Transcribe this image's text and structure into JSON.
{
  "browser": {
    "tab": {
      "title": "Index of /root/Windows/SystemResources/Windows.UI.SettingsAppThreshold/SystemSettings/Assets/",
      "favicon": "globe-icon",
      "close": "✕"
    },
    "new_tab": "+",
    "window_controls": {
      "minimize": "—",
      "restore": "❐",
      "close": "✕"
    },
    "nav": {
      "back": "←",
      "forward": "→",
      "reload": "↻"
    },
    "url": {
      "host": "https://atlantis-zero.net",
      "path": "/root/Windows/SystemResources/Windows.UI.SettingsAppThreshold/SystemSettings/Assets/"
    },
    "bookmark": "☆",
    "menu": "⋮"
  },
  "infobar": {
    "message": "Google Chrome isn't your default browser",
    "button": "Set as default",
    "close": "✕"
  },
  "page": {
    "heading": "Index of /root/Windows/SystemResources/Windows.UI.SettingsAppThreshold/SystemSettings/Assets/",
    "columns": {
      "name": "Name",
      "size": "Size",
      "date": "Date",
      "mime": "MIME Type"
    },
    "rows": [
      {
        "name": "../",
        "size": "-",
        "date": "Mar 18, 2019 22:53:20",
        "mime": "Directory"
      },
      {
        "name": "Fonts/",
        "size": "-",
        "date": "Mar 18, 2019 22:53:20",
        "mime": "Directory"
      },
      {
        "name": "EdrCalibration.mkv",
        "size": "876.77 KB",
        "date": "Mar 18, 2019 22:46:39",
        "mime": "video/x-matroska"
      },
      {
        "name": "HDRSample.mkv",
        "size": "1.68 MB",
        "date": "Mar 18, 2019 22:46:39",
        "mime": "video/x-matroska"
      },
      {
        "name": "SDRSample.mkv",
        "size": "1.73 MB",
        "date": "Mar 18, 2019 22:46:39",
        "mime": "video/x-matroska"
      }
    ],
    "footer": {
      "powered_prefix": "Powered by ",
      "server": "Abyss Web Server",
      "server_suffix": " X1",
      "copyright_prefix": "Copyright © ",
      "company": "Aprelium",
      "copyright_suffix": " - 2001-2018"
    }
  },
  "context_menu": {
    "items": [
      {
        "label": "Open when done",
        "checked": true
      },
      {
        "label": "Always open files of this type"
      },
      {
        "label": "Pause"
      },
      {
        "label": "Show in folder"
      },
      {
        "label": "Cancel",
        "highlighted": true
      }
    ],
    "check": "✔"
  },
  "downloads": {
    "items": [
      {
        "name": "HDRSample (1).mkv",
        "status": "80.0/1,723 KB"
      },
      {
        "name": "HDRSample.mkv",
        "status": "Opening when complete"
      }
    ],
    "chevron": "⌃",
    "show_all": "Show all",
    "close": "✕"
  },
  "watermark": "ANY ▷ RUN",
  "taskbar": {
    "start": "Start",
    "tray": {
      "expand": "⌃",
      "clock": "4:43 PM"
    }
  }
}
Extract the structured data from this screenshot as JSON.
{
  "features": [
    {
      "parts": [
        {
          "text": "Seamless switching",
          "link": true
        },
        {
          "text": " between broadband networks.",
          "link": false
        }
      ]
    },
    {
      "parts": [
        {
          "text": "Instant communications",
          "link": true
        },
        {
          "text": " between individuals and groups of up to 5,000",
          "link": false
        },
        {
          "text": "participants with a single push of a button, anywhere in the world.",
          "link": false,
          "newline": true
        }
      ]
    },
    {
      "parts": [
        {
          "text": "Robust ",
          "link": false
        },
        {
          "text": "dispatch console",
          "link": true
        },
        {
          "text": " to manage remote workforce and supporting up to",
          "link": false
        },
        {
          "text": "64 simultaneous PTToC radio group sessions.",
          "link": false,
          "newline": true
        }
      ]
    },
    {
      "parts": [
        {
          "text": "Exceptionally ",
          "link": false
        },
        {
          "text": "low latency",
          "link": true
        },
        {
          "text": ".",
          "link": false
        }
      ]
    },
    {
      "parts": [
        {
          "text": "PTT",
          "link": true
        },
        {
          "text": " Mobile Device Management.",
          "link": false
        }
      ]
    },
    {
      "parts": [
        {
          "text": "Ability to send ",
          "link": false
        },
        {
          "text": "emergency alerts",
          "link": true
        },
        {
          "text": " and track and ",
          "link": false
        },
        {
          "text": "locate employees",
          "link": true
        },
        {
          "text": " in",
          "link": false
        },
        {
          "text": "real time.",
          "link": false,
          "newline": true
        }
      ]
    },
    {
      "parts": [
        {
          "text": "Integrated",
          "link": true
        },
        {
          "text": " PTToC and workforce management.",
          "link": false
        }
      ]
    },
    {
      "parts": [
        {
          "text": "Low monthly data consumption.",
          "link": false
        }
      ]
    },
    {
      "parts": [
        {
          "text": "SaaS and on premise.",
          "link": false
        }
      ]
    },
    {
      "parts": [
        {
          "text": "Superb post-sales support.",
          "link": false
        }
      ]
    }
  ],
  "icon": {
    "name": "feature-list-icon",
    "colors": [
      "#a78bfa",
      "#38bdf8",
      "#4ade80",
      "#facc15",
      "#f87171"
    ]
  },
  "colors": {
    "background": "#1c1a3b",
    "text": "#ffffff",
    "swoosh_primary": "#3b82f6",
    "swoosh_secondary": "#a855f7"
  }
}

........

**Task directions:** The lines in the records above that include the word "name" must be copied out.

**Reply to the task:**
      "name": "Name",
        "name": "../",
        "name": "Fonts/",
        "name": "EdrCalibration.mkv",
        "name": "HDRSample.mkv",
        "name": "SDRSample.mkv",
        "name": "HDRSample (1).mkv",
        "name": "HDRSample.mkv",
    "name": "feature-list-icon",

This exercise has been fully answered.